The birth control pill influences brain and behavior

This post is also available in Dutch.

To take a pill every day: it’s an important contraceptive used by millions of women. But what is the impact of the pill on brain and behavior?

Even though it’s small, don’t underestimate the pill’s impact.
Photo by author

Decreased libido
If you carefully read the pill’s instruction brochure – which we all of course thoroughly do – you’ll see that it mentions that in some cases it might lead to a decreased libido. This is not the case for everybody, and the specific effects might differ from one woman to another (some experience an increase in sex-drive), but recent research showed that the proportion of women suffering from a decreased libido might actually be a lot higher than the brochure indicates. The exact percentage is unknown, but the fact that it can have an effect is certain. This is probably good to know, just in case you missed some part of that instruction brochure.

Altered partner preference
But there’s more. Various studies show that women’s partner preferences also change due to hormonal factors: Women who take the pill have a decreased preference for physically attractive men than women not taking the contraceptive.

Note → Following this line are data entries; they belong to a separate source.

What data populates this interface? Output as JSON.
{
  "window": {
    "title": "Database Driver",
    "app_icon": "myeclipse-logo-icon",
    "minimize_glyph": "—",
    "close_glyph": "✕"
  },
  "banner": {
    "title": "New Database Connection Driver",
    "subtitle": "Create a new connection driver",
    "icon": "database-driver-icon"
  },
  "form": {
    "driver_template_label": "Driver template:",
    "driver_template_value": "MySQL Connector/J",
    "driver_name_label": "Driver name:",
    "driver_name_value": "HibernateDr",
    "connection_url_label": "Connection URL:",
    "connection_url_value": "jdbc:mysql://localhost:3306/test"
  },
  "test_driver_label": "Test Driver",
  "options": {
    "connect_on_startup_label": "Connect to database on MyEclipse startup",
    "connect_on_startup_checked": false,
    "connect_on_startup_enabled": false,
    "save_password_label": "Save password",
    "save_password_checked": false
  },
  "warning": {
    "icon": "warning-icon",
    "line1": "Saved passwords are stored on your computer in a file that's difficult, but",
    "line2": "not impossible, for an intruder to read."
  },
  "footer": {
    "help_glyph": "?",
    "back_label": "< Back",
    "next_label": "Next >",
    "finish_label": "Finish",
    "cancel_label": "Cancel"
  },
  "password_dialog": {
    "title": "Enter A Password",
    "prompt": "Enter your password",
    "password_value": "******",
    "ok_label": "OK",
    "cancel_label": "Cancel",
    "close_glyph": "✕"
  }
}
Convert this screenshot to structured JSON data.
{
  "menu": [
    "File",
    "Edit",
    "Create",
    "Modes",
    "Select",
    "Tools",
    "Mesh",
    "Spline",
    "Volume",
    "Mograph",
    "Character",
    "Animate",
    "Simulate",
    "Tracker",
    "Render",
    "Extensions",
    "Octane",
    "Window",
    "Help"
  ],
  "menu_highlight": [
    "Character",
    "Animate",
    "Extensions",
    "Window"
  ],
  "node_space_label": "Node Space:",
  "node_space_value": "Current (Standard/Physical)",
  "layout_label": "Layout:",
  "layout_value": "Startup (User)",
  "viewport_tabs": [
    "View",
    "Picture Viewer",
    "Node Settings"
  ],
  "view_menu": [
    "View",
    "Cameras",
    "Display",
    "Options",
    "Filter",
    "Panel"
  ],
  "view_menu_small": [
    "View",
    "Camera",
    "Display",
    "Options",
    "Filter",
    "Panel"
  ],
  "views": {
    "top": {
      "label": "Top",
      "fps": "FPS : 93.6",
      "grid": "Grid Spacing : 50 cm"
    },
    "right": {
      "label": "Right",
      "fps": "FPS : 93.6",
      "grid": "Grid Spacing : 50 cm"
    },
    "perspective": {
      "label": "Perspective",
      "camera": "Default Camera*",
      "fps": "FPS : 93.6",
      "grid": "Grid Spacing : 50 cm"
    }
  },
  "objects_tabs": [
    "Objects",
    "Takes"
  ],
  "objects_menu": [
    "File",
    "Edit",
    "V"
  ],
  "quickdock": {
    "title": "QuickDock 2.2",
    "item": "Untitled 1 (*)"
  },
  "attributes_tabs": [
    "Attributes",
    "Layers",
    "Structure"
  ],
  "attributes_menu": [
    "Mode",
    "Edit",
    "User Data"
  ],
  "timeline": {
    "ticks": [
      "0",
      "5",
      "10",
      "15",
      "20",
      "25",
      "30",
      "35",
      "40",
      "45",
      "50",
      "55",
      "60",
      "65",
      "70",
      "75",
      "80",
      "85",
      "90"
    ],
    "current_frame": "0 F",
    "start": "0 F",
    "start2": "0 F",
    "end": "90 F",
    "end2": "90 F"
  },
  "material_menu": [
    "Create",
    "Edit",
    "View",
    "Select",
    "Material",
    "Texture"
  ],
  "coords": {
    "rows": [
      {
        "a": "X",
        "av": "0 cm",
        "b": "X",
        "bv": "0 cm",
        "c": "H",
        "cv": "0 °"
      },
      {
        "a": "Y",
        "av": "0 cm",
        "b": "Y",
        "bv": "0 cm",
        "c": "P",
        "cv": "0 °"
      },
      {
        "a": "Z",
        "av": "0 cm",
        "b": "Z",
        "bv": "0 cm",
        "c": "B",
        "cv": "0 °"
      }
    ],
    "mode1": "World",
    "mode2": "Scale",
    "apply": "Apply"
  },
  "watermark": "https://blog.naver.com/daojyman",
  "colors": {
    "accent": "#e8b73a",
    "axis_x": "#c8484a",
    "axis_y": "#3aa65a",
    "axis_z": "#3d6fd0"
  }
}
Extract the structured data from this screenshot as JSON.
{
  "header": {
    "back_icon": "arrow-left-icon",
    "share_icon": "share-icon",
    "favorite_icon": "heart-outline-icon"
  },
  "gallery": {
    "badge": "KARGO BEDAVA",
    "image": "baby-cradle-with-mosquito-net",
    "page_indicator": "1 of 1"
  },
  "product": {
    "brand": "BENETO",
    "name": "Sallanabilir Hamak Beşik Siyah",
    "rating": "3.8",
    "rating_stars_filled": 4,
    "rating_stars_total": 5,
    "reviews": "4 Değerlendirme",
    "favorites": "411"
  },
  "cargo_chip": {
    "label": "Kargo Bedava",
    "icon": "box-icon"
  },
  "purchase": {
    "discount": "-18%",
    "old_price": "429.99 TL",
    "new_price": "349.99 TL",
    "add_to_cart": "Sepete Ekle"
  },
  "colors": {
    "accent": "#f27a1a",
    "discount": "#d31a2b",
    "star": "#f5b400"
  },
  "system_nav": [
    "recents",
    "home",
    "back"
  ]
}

This may also have consequences when women stop taking it. Researchers found, for example, that women who quit using the pill became more content with their partner if he was physically attractive, but less content if he was physically unattractive. Based on these findings researchers indicated that the pill could have serious consequences for partner choices and the stability of existing relationships.

Increased chance of depression
In 2016, a Danish doctor analyzed data he collected from more than a million women. He concluded that women who just started taking the pill have a 23% higher chance to be prescribed antidepressants than women who did not use hormonal contraceptives. In teenagers this number was no less than 80%. Women who use the contraceptive pill are also more often diagnosed with depression than non-users. Some researchers fail to replicate this finding, but that could also be due to careful consumers: Those who develop depressive symptoms through pill consumption often quit and are then excluded from the study, rendering the eventual outcome unknown. It may therefore not be justified to completely refute depression as a side-effect of the pill.

Diminished natural fluctuations of sex hormones
The reason the pill can have these serious effects is because it exerts great influence on hormone levels. It keeps the amount of sex hormones (estradiol and progesterone) at a constant level, diminishing all natural fluctuations. This hormonal change not only affects the natural cycle but also influences a lot of different hormones in the body and brain.

It kind of makes sense, then, that taking the pill can really influence your mood and behavior. However, it is important to realize that there are other factors that also influence your libido, partner choice, and mood. Besides, everybody reacts differently to the pill. This blog is not meant to discourage you from taking the pill, but it is good to know how it can affect you, so you can make a more well-informed choice and look out for its potential side effects.

This blog was written by Angelique.
Edited by Annelies.
Translated by Felix.

Add a Comment

Your email address will not be published. Required fields are marked *